_Task data_:
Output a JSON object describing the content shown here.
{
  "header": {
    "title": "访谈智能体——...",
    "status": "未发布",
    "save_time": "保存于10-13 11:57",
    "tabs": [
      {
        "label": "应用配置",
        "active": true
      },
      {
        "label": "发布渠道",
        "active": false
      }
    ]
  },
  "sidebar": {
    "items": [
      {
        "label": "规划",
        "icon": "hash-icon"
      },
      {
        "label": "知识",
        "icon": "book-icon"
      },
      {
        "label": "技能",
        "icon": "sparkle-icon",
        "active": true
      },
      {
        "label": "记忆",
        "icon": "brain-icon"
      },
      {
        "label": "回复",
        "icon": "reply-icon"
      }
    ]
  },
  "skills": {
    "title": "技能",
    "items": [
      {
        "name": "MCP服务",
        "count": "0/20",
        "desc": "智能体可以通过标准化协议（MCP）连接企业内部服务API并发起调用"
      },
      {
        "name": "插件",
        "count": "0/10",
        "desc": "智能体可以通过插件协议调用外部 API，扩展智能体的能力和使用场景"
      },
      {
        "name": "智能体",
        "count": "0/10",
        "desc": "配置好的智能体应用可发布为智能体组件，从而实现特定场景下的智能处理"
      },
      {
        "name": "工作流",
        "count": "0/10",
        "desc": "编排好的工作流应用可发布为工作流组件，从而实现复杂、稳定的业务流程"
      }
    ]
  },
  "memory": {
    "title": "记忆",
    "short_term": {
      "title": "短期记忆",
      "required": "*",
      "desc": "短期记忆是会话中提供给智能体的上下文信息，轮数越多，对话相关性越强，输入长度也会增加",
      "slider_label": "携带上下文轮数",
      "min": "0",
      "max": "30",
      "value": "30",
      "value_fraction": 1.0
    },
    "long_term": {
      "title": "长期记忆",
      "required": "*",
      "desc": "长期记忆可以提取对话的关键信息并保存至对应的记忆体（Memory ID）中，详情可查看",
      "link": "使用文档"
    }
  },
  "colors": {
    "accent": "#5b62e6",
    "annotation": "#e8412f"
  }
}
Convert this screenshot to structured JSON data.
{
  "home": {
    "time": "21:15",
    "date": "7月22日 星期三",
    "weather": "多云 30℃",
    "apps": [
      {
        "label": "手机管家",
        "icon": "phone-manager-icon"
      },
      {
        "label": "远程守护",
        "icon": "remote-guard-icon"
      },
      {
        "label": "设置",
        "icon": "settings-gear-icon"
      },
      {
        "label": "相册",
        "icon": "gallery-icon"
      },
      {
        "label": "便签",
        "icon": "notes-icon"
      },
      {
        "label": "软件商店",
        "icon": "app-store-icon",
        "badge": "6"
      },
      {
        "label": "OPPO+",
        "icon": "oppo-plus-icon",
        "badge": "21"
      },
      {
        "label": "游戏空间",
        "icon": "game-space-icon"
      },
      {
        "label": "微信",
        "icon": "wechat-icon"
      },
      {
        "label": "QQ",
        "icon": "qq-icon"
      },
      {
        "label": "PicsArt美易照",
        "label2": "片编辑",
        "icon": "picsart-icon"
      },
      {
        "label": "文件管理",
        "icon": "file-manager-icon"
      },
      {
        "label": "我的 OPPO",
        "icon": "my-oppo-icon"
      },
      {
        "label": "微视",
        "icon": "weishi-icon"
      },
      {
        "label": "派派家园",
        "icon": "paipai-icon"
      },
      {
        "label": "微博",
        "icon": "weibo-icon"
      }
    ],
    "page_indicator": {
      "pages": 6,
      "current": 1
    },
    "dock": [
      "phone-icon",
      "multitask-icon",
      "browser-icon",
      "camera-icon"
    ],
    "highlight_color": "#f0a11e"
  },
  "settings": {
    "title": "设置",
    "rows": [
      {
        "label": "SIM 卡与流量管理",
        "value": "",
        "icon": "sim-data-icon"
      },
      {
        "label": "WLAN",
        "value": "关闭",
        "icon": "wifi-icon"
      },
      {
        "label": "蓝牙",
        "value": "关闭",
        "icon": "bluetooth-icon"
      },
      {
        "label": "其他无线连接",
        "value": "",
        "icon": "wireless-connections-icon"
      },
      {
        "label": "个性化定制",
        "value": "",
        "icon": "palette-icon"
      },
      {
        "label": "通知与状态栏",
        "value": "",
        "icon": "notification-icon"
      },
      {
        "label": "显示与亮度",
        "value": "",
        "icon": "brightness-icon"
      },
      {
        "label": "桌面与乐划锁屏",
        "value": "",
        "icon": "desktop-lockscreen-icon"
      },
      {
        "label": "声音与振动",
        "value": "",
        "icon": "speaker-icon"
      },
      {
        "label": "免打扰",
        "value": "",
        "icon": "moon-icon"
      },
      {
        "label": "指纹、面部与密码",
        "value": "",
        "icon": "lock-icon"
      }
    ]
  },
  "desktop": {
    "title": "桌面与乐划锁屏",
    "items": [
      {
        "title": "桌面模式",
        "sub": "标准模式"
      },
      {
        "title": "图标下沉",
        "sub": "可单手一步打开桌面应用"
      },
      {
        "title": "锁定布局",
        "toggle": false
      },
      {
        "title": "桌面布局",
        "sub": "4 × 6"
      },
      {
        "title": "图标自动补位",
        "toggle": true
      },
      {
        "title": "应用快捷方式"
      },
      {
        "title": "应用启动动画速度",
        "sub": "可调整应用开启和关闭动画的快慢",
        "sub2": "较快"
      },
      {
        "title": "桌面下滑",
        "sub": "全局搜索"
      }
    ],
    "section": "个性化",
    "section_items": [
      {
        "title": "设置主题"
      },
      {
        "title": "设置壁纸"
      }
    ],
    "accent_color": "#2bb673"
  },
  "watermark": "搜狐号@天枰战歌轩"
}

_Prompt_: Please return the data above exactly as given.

_Output of the exercise_:
Output a JSON object describing the content shown here.
{
  "header": {
    "title": "访谈智能体——...",
    "status": "未发布",
    "save_time": "保存于10-13 11:57",
    "tabs": [
      {
        "label": "应用配置",
        "active": true
      },
      {
        "label": "发布渠道",
        "active": false
      }
    ]
  },
  "sidebar": {
    "items": [
      {
        "label": "规划",
        "icon": "hash-icon"
      },
      {
        "label": "知识",
        "icon": "book-icon"
      },
      {
        "label": "技能",
        "icon": "sparkle-icon",
        "active": true
      },
      {
        "label": "记忆",
        "icon": "brain-icon"
      },
      {
        "label": "回复",
        "icon": "reply-icon"
      }
    ]
  },
  "skills": {
    "title": "技能",
    "items": [
      {
        "name": "MCP服务",
        "count": "0/20",
        "desc": "智能体可以通过标准化协议（MCP）连接企业内部服务API并发起调用"
      },
      {
        "name": "插件",
        "count": "0/10",
        "desc": "智能体可以通过插件协议调用外部 API，扩展智能体的能力和使用场景"
      },
      {
        "name": "智能体",
        "count": "0/10",
        "desc": "配置好的智能体应用可发布为智能体组件，从而实现特定场景下的智能处理"
      },
      {
        "name": "工作流",
        "count": "0/10",
        "desc": "编排好的工作流应用可发布为工作流组件，从而实现复杂、稳定的业务流程"
      }
    ]
  },
  "memory": {
    "title": "记忆",
    "short_term": {
      "title": "短期记忆",
      "required": "*",
      "desc": "短期记忆是会话中提供给智能体的上下文信息，轮数越多，对话相关性越强，输入长度也会增加",
      "slider_label": "携带上下文轮数",
      "min": "0",
      "max": "30",
      "value": "30",
      "value_fraction": 1.0
    },
    "long_term": {
      "title": "长期记忆",
      "required": "*",
      "desc": "长期记忆可以提取对话的关键信息并保存至对应的记忆体（Memory ID）中，详情可查看",
      "link": "使用文档"
    }
  },
  "colors": {
    "accent": "#5b62e6",
    "annotation": "#e8412f"
  }
}
Convert this screenshot to structured JSON data.
{
  "home": {
    "time": "21:15",
    "date": "7月22日 星期三",
    "weather": "多云 30℃",
    "apps": [
      {
        "label": "手机管家",
        "icon": "phone-manager-icon"
      },
      {
        "label": "远程守护",
        "icon": "remote-guard-icon"
      },
      {
        "label": "设置",
        "icon": "settings-gear-icon"
      },
      {
        "label": "相册",
        "icon": "gallery-icon"
      },
      {
        "label": "便签",
        "icon": "notes-icon"
      },
      {
        "label": "软件商店",
        "icon": "app-store-icon",
        "badge": "6"
      },
      {
        "label": "OPPO+",
        "icon": "oppo-plus-icon",
        "badge": "21"
      },
      {
        "label": "游戏空间",
        "icon": "game-space-icon"
      },
      {
        "label": "微信",
        "icon": "wechat-icon"
      },
      {
        "label": "QQ",
        "icon": "qq-icon"
      },
      {
        "label": "PicsArt美易照",
        "label2": "片编辑",
        "icon": "picsart-icon"
      },
      {
        "label": "文件管理",
        "icon": "file-manager-icon"
      },
      {
        "label": "我的 OPPO",
        "icon": "my-oppo-icon"
      },
      {
        "label": "微视",
        "icon": "weishi-icon"
      },
      {
        "label": "派派家园",
        "icon": "paipai-icon"
      },
      {
        "label": "微博",
        "icon": "weibo-icon"
      }
    ],
    "page_indicator": {
      "pages": 6,
      "current": 1
    },
    "dock": [
      "phone-icon",
      "multitask-icon",
      "browser-icon",
      "camera-icon"
    ],
    "highlight_color": "#f0a11e"
  },
  "settings": {
    "title": "设置",
    "rows": [
      {
        "label": "SIM 卡与流量管理",
        "value": "",
        "icon": "sim-data-icon"
      },
      {
        "label": "WLAN",
        "value": "关闭",
        "icon": "wifi-icon"
      },
      {
        "label": "蓝牙",
        "value": "关闭",
        "icon": "bluetooth-icon"
      },
      {
        "label": "其他无线连接",
        "value": "",
        "icon": "wireless-connections-icon"
      },
      {
        "label": "个性化定制",
        "value": "",
        "icon": "palette-icon"
      },
      {
        "label": "通知与状态栏",
        "value": "",
        "icon": "notification-icon"
      },
      {
        "label": "显示与亮度",
        "value": "",
        "icon": "brightness-icon"
      },
      {
        "label": "桌面与乐划锁屏",
        "value": "",
        "icon": "desktop-lockscreen-icon"
      },
      {
        "label": "声音与振动",
        "value": "",
        "icon": "speaker-icon"
      },
      {
        "label": "免打扰",
        "value": "",
        "icon": "moon-icon"
      },
      {
        "label": "指纹、面部与密码",
        "value": "",
        "icon": "lock-icon"
      }
    ]
  },
  "desktop": {
    "title": "桌面与乐划锁屏",
    "items": [
      {
        "title": "桌面模式",
        "sub": "标准模式"
      },
      {
        "title": "图标下沉",
        "sub": "可单手一步打开桌面应用"
      },
      {
        "title": "锁定布局",
        "toggle": false
      },
      {
        "title": "桌面布局",
        "sub": "4 × 6"
      },
      {
        "title": "图标自动补位",
        "toggle": true
      },
      {
        "title": "应用快捷方式"
      },
      {
        "title": "应用启动动画速度",
        "sub": "可调整应用开启和关闭动画的快慢",
        "sub2": "较快"
      },
      {
        "title": "桌面下滑",
        "sub": "全局搜索"
      }
    ],
    "section": "个性化",
    "section_items": [
      {
        "title": "设置主题"
      },
      {
        "title": "设置壁纸"
      }
    ],
    "accent_color": "#2bb673"
  },
  "watermark": "搜狐号@天枰战歌轩"
}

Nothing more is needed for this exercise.